At the same time, the current experience of human mobility is changing the idea of what it is to be a people. In many nations, the people is made up of many ethnic groups.
We are so different from one another in the color of our skin, our culture and our religion. We often look at one another with distrust, suspicion or fear. We even wage war on each other. And yet God is father of all, and loves each and every one of us. He does not want to live with only one people — “Ours of course,” would be our first thought — and leave the others behind. For God, we are all his sons and daughters, a single family.
Let’s make the effort, therefore, guided by the Word of Life this month, to appreciate diversity, respect others, and look at them as someone who belongs to me. I am the other, the other is me; the other lives in me, I live in the other. And let’s begin with those we share our life with every day. This way we can make space for the presence of God among us. It will be God who builds unity, who safeguards the identity of each people, who creates a new way of being society.
Chiara Lubich already had this insight in 1959. She wrote a passage that is extraordinarily current and is an amazing prophecy:
“If one day all people, not as individuals but as nations, would learn to put themselves aside … and if they would do this as the expression of the mutual love among nations that God asks for, just as he asks for mutual love among individuals, that day would mark the beginning of a new era. For on that day … Jesus will be alive and present among peoples …
“Now is the time for every people to go beyond its own borders, to look farther. Now is the time to love other countries as our own, to acquire a new purity of vision. To be Christians, it is not enough to be detached from ourselves. The times we live in demand something more from the followers of Christ: the awareness of Christianity’s social dimension …
“And we hope that the Lord may have mercy on this divided and confused world, on peoples closed within their shells contemplating their own beauty — the only beauty that exists for them (though it is both limiting and unsatisfying). They strain to hold on to their treasures against all odds, the very treasures that could help other people who are dying of hunger.
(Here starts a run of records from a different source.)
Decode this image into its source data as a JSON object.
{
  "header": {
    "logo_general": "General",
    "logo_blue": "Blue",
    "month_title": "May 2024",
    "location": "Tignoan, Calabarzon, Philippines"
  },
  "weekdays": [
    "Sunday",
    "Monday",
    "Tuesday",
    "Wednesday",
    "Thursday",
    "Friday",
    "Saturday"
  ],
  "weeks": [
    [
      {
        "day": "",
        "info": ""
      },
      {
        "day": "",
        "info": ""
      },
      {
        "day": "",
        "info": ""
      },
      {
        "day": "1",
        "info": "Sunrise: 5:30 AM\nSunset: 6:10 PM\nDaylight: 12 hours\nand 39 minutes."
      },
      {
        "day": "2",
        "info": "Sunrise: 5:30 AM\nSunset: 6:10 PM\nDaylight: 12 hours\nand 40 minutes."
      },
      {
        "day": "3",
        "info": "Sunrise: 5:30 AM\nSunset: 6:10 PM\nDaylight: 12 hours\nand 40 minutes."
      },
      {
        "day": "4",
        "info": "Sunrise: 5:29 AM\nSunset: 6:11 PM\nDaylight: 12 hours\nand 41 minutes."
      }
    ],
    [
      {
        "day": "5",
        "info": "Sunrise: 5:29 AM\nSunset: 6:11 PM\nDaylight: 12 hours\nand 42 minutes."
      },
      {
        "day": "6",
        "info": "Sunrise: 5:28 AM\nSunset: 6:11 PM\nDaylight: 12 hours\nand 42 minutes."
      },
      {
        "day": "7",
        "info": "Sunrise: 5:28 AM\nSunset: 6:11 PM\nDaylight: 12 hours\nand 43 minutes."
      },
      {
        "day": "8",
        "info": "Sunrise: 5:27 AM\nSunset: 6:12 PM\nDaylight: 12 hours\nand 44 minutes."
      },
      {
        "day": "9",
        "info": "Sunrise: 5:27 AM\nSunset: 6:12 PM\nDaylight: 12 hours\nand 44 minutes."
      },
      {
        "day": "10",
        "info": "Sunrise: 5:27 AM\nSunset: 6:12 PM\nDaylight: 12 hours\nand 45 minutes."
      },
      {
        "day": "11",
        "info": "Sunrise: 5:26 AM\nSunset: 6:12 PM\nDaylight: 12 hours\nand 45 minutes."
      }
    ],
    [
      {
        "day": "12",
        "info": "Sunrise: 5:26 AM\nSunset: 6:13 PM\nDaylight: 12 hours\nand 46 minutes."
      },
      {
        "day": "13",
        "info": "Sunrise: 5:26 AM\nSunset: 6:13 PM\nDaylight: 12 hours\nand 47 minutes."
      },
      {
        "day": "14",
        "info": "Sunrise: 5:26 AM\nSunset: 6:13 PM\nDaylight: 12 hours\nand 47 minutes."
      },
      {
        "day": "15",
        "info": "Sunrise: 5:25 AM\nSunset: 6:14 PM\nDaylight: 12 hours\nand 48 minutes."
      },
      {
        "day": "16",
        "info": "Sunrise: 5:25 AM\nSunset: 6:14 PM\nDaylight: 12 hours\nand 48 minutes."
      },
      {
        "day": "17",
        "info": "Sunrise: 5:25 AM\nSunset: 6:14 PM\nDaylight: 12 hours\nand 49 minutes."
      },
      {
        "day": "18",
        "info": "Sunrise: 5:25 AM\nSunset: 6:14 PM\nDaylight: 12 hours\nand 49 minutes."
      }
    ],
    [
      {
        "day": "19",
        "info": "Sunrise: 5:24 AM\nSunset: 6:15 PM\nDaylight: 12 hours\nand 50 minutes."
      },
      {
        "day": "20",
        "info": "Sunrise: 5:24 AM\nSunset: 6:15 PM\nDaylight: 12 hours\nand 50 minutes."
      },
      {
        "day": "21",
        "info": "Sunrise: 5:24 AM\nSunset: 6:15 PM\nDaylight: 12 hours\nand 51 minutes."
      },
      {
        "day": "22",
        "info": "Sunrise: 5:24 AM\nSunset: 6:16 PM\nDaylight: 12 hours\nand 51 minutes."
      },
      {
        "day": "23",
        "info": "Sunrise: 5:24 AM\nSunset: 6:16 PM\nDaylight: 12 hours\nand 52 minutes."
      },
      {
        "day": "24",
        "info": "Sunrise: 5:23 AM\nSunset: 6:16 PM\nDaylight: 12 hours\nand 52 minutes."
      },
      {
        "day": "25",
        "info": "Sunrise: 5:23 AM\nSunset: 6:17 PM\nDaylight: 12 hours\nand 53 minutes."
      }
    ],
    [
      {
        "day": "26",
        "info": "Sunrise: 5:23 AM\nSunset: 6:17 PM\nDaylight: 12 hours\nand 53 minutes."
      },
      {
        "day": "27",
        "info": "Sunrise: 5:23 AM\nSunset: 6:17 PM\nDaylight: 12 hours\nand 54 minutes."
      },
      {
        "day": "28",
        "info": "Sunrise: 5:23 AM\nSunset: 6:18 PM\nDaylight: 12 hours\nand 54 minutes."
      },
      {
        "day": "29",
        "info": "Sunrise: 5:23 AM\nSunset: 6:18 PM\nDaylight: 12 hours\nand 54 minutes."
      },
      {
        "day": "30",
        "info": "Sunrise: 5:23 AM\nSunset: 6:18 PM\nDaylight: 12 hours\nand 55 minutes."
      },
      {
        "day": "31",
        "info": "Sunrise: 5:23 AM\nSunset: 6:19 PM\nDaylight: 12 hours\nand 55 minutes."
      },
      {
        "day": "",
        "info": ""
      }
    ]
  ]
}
May the Lord cause all barriers to fall and allow love to run uninterrupted through all lands, flooding them with spiritual and material goods.
“Let us hope that the Lord brings about a new order in the world. Only he can make humanity a family and cultivate the unique characteristics of each people so that the splendor of each, placed at the service of others, may shine with the one light of life.
“This light of life, in making each earthly country beautiful, will make it the antechamber of the eternal country” (Essential Writings, 2006, p. 231–232).
Fr. Fabio Ciardi, OMI
Each month the Focolare offers a Scripture passage as a guide and inspiration for daily living. Ever since the Focolare’s earliest years, founder Chiara Lubich (1920–2008) wrote her own commentaries each month. Now Fr. Fabio Ciardi, OMI, theologian and close collaborator of Lubich, is writing the commentaries, reflecting her thoughts and her spirituality of unity.
Read more on this topic:
Lubich, Chiara. “Universal brotherhood and the united world,” Unity. Ed. Donato Falmi and Florence Gillet. New City Press: Hyde Park, New York, 2015, p. 113-131.
Masters, Tom and Amy Uelmen. “E Pluribus Unum—The Focolare Spirituality and the Quest for Community in a Pluralistic Society,” Focolare: Living a Spirituality of Unity in the United States. New City Press: Hyde Park, New York, 2011, p. 172-191.
“Be at peace with one another.” (Mk 9:50)